I was able to finish reading Star Wars: A New Dawn by John Jackson Miller. It was entertaining, and like most Star Wars novels, I was able to finish it quickly, but I also thought it was missing the heart that appears so clearly in Star Wars The Clone Wars (television series) and Star Wars Rebels.
“A New Dawn” introduces Kanan and Hera who are two of the mains in Star Wars Rebels. We meet them both in a different part of their life, when Kanan has less purpose and Hera is not quite as tempered as she appears in Rebels.
It’s always hard to do that, to go back, when the audience is probably more familiar with these established characters that they already know and love.
I think it would be easier to do that if Miller hadn’t decided to ostracize certain members of the audience immediately off the bat.
Star Wars has always had an issue with ableism, and A New Dawn does nothing to contradict that, or to undo it. Obi-Wan speaks of Darth Vader that he is more machine now than man in a manner that suggests that this has something to do with his evil doings. The same sort of context is used repeatedly in describing Count Vidian, the primary villain in the novel. He is a man who murders indiscriminately, who would destroy entire moons to establish himself and his authority, and who would not hesitate to commit genocide. He is described as a “human droid” and the author took great care to detail how unnatural he appeared with his synthetic skin and his cyborg parts.
Another character named Skelly was a war veteran who had lost an arm. His prosthetic was made for a species not his own, and it doesn’t function correctly because the hospital was not well equipped. I feel like this would have been a very good way to discuss when people do not have the resources to access proper medical care–whereas Vidian had vast resources at his disposal–but that never happened. The focus was always on the presence of the prosthetics and did not open a discussion about access to health care.
Even Skelly is contextualized as crazy. Throughout the novel, he attempts to make his point by bombing the mining facility and the town, and even though he shows regret, and even though no one dies from it, it left a sour taste in my mouth, especially since he dies at the end.
There really is no reason for this, and it lacks a nuance that emphasizes able bodied people as the good guys and the ones who survive.
The other ostracizing moment for me was the depiction of Kanan as aggressively straight. The captain of the star destroyer who brings Count Vidian to Gorse is a woman of color, whom he immediately flirts with over the radio. Kanan immediately flirts with Hera. Hera’s physical appearance is perpetually emphasized through the eyes of multiple male characters–which I thought was especially unfortunate considering how frequently the Twi’lek women have been sexualized throughout all of the Star Wars franchises. It felt to me that the author was assuming a heterosexual man would be reading this, not a woman, certainly not a nb lesbian such as myself.
It also affected the way that Hera herself was written. She had several view points throughout the novel, but I felt that she lacked depth and complexity compared to Kanan’s.
In the forward, Dave Filoni wrote the following:

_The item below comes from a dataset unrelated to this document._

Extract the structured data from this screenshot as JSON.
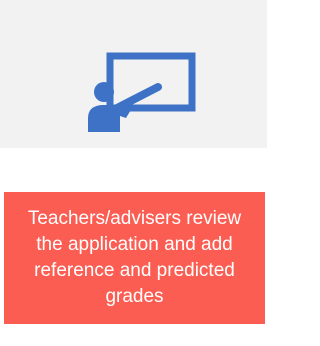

So how do we move forward? And how do we make sure we get it right? Very simply, we trust in the Force, and we trust one another. We came together as a group and found the best talent: people who, like you and me, love Star Wars and want to make it great. Who want to capture the feeling that it gave all of us, that inspired all of us. More than at any other time in its existence, new Star Wars stories are being told every day. More important, the old concept of what is canon and what isn’t is gone, and from this point forward our stories and characters all exist in the same universe.